Just like my kids know that Mom Will Always Buy Them Books, someday I hope they'll realize that Dad Will Always Buy Them Music.
Hence: The private lessons in the instrument of their choice, the daily required practicing, the recitals and concerts and enrichment ensembles, the completely bonkers amount of instruments he's brought home over the years, and the reason we own a book of Metallica songs scored for the ukulele. (And, you know, a ukulele.)
Noah played his dad's sax for several years, until the maintenance costs and its frequent need for service/repairs became an issue. So we signed up for a 36-month, interest-free financing deal with a local music store and got Noah a sax that could realistically see him to the end of high school, at least. And if he DID quit at some point, buying it still seemed like a better deal then renting for years on end, since the market for nice used band instruments in our area like like, crazy strong. But I won't lie that we both sort of assumed Noah wouldn't quit while we were still in that 36-month payment plan window, for goddamnbananasakes.
But still, we sat down with Noah last weekend, laid down a deal and offered him a few compromises. He could quit band, but only if he committed to at least one other activity/interest beyond the Absolute Bare Minimum Needed To Graduate. We offered a couple suggestions -- a graphic novel art class, a computer animation course, AV Club, video game design, etc., but assured him we were really open to whatever he wanted.
He thought long and hard about it...and decided to give band one more year, at least. Just to see what it's like in high school, and to (hopefully) see some familiar faces on a regular basis until he finds his social footing. It might not be his passion, but it's familiar and comfortable.

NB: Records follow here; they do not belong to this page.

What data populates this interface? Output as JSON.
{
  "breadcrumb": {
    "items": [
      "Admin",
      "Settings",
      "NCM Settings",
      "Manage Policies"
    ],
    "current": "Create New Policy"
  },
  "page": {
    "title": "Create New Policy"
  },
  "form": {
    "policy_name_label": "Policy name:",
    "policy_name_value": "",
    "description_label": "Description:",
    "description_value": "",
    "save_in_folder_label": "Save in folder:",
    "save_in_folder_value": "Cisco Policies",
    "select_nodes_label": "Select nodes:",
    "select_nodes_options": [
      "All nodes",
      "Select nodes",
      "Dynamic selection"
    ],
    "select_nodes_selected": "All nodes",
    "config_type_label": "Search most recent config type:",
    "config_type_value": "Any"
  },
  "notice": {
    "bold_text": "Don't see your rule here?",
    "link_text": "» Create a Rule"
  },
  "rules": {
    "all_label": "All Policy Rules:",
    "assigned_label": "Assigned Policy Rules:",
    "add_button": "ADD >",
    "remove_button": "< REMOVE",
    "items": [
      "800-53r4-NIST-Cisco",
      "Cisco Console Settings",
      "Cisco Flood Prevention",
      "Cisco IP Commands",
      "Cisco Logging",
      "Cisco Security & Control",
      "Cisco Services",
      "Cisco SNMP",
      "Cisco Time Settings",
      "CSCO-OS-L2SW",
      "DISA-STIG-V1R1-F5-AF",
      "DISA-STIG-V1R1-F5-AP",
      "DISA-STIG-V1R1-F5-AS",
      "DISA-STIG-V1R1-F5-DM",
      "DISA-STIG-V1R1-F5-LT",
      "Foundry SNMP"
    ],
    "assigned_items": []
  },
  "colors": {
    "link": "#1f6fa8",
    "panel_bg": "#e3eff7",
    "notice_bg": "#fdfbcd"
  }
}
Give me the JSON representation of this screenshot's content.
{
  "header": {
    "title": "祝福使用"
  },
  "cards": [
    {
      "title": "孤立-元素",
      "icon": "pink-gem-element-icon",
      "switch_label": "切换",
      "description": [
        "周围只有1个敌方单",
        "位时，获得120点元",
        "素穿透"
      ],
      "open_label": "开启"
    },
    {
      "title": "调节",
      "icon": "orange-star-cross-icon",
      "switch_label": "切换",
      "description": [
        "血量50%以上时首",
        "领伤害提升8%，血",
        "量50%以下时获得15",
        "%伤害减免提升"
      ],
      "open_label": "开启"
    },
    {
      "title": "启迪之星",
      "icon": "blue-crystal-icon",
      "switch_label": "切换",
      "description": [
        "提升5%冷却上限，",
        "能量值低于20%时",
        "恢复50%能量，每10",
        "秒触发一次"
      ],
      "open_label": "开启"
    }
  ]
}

Jason and I have also privately pledged to back off the pushing/nagging/begging him to practice every day. And we're going to re-evaluate the private lessons after this festival solo performance thing he's already committed to. (Although Noah genuinely likes his teacher a lot, so lessons aren't really a pain point on his end. But I would like to quit the private lessons, both the paying for and the driving to parts, specifically.) Basically, we're going to chill the fuck out and try to not funnel every parental fear and anxiety about raising a child on the Spectrum into...this one thing.
(Much easier typed than done, alas.)